# Goal of the exercise
Your job is to return the whole listing unchanged while skipping its images.

# Data extracts
·····

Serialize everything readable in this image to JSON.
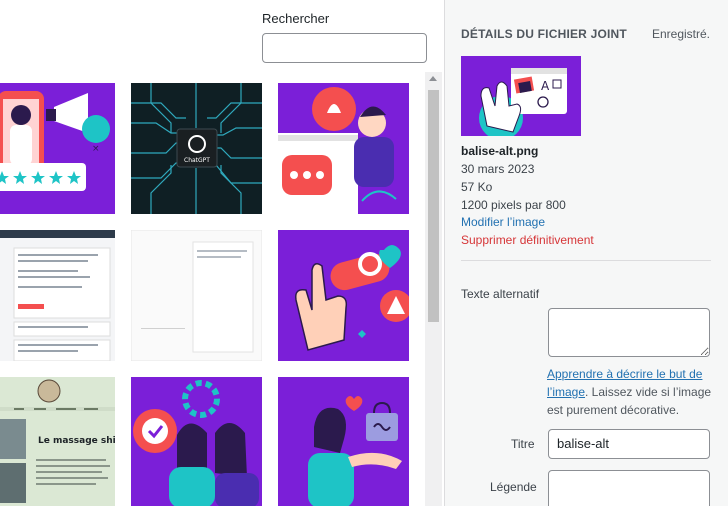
{
  "search": {
    "label": "Rechercher",
    "value": ""
  },
  "details": {
    "heading": "DÉTAILS DU FICHIER JOINT",
    "status": "Enregistré.",
    "file_name": "balise-alt.png",
    "date": "30 mars 2023",
    "size": "57 Ko",
    "dimensions": "1200 pixels par 800",
    "edit_link": "Modifier l’image",
    "delete_link": "Supprimer définitivement"
  },
  "fields": {
    "alt_label": "Texte alternatif",
    "alt_value": "",
    "help_link": "Apprendre à décrire le but de l’image",
    "help_text": ". Laissez vide si l’image est purement décorative.",
    "title_label": "Titre",
    "title_value": "balise-alt",
    "caption_label": "Légende",
    "caption_value": ""
  },
  "thumb_texts": {
    "chatgpt": "ChatGPT",
    "massage": "Le massage shiatsu"
  },
  "colors": {
    "purple": "#7b1fd8",
    "teal": "#1ec4c6",
    "red": "#f44f4f",
    "link": "#2271b1",
    "danger": "#d63638"
  }
}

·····

# Output for this task
Serialize everything readable in this image to JSON.
{
  "search": {
    "label": "Rechercher",
    "value": ""
  },
  "details": {
    "heading": "DÉTAILS DU FICHIER JOINT",
    "status": "Enregistré.",
    "file_name": "balise-alt.png",
    "date": "30 mars 2023",
    "size": "57 Ko",
    "dimensions": "1200 pixels par 800",
    "edit_link": "Modifier l’image",
    "delete_link": "Supprimer définitivement"
  },
  "fields": {
    "alt_label": "Texte alternatif",
    "alt_value": "",
    "help_link": "Apprendre à décrire le but de l’image",
    "help_text": ". Laissez vide si l’image est purement décorative.",
    "title_label": "Titre",
    "title_value": "balise-alt",
    "caption_label": "Légende",
    "caption_value": ""
  },
  "thumb_texts": {
    "chatgpt": "ChatGPT",
    "massage": "Le massage shiatsu"
  },
  "colors": {
    "purple": "#7b1fd8",
    "teal": "#1ec4c6",
    "red": "#f44f4f",
    "link": "#2271b1",
    "danger": "#d63638"
  }
}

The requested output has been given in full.